With Walsh smoking apples, London added flatbreads to cook on top of the spacious grill and began organizing his plating. As some of his products started finishing he cooked his chard, some shiitake mushrooms and finally his fish and French toast. He had organized and prepared three dishes, the maximum allowed.
Chef Walsh would do two dishes. He started cooking Adirondack blue potatoes, crumbling and cooking the hearts of the beef sausages, thin slicing Cacciota cheese from Dancing Ewe Farm and preparing his chard. He finished by pan-searing both porgy and skate and creating a Beurre Blanc sauce for the fish.
With time up, Max London had cleanly prepared three different dishes with one plate for each of the judges, who included local food writer, activist and founder of The Salem Courthouse Al Fresco Dinner, Annette Nielsen, Friends of the saratoga Farmers Market Founding member Eric Lovenduski and yours truly. Judging would be based upon an average score of all the chefs dishes across three different categories. Ten points were available for taste, 5 for originality and another five for presentation. We each received a plate of London’s first course, an imaginative and quite tasty pita-style sandwich of the grilled pizza-dough flatbread with a spicy orange aioli, grilled eggplant, grilled beef sausage and cilantro and mint. The flavors meshed well and the texture of the bread was simply fantastic – both crunchy and chewy.
With each judge making individual scoring, we moved on to the next dish. London used only the porgy as the central protein, having grilled them beautifully on the EVO. The fish lay atop a flavorful composition of gingery chard leaves and shiitake mushrooms and underneath the quick pickled chard stems. The dish was extremely well balanced and delicious.
London finished with French toast. Had it been ordinary French toast, the strategy might have back-fired, but his use of the ginger-infused maple syrup, Mrs. London’s baguette, market apples and apple sauce as well as some perfect ginger slices, gave this a depth that we reluctantly moved away from to save some appetite for the challenger’s food.

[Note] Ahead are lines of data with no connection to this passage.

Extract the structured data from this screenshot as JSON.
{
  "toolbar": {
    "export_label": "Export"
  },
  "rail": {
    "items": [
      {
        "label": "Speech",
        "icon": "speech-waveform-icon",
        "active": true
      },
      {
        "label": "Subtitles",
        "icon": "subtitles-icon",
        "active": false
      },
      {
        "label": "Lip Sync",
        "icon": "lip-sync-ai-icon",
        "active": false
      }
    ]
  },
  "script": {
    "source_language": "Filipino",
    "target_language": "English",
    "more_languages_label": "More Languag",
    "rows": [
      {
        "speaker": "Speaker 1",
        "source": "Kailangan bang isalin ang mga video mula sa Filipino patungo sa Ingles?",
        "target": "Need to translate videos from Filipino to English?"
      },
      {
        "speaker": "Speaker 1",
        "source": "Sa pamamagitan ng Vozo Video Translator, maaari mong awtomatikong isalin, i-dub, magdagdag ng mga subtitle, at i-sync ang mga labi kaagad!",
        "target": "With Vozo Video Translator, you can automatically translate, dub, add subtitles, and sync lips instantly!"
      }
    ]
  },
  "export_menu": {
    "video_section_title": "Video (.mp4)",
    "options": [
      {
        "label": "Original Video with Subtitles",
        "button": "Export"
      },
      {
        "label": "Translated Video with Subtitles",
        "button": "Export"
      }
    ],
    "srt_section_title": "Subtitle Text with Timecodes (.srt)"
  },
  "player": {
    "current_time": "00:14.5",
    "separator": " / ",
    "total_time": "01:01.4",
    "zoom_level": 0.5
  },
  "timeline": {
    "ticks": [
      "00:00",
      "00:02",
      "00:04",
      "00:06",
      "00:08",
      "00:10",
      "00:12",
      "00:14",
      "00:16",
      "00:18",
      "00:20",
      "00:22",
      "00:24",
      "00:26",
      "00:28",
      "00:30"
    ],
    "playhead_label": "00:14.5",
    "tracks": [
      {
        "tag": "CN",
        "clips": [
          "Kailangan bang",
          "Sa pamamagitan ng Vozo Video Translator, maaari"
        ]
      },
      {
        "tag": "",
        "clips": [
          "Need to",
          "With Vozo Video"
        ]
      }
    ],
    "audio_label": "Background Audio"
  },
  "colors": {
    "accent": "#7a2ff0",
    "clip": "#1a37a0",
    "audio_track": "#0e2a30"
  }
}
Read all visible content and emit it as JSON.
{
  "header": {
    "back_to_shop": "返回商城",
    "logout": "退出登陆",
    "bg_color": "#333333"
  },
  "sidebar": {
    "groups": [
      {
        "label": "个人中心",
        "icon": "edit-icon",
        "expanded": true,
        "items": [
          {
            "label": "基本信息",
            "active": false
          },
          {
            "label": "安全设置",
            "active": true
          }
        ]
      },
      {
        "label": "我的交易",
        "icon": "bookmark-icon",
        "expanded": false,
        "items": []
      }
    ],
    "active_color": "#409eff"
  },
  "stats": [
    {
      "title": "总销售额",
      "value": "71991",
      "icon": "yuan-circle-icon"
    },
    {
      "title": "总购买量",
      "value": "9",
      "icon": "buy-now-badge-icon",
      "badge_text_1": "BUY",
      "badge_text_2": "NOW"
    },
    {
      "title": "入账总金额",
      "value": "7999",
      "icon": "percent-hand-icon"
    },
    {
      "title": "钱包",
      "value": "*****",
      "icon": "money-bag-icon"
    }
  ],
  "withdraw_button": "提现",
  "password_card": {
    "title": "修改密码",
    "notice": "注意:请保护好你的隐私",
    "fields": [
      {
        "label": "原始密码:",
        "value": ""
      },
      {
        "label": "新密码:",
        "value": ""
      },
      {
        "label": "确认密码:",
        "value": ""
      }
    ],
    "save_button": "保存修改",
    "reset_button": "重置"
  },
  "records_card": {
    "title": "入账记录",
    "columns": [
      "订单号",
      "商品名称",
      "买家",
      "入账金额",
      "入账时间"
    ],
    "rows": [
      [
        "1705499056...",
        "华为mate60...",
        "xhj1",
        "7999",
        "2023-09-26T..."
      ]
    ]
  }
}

London’s showing was strong and would be tough to beat, but we looked forward to Chef Walsh’s creations eagerly. He started with a bruschetta with the smoked apples, crumbled grilled sausage, thinly sliced cacciota cheese, fresh chives and a glaze of fig vin cotta and apple cider reduced with shallots and herbs. Our eagerness was rewarded. Though the presentation was simple, this was a remarkable bruschetta. The blending of flavors and textures was superb with the smoked apples in particular adding great nuances of sweetness, tartness and smokiness. The battle was on!
Walsh’s second dish was quite good, but left a little room for improvement. The fish was particularly good earning extra points for using both the porgy and the skate and using them well. They were pan-fried and delicious and served draping the blue potatoes. The beurre blanc, while tasty was supposed to have been a ginger beurre blanc, however, the flavor of ginger was faint at most. The chard, covering the fish, while well cooked was one-dimensional and the weakest part of the dish. Overall, the dish was quite good, but it wasn’t sufficient to overcome London’s tour-de-force presentation.
The air of the excitement around the event was aided by the extremely capable emceeing of Albany Times Union Food Editor, Steve Barnes and the coverage of local newspapers like The Saratogian and the live broadcasting of Saratoga 101.3.
A repeat winner, Max London will defend his crown again next year. With another victory, he will be retired into the pantheon of Saratoga Farmers Market Iron Chefs! Also returning next year will be the EVO grills. Tom Thibeault promised to provide them again next year as well as adding some Big Green Egg grills! I’m already salivating!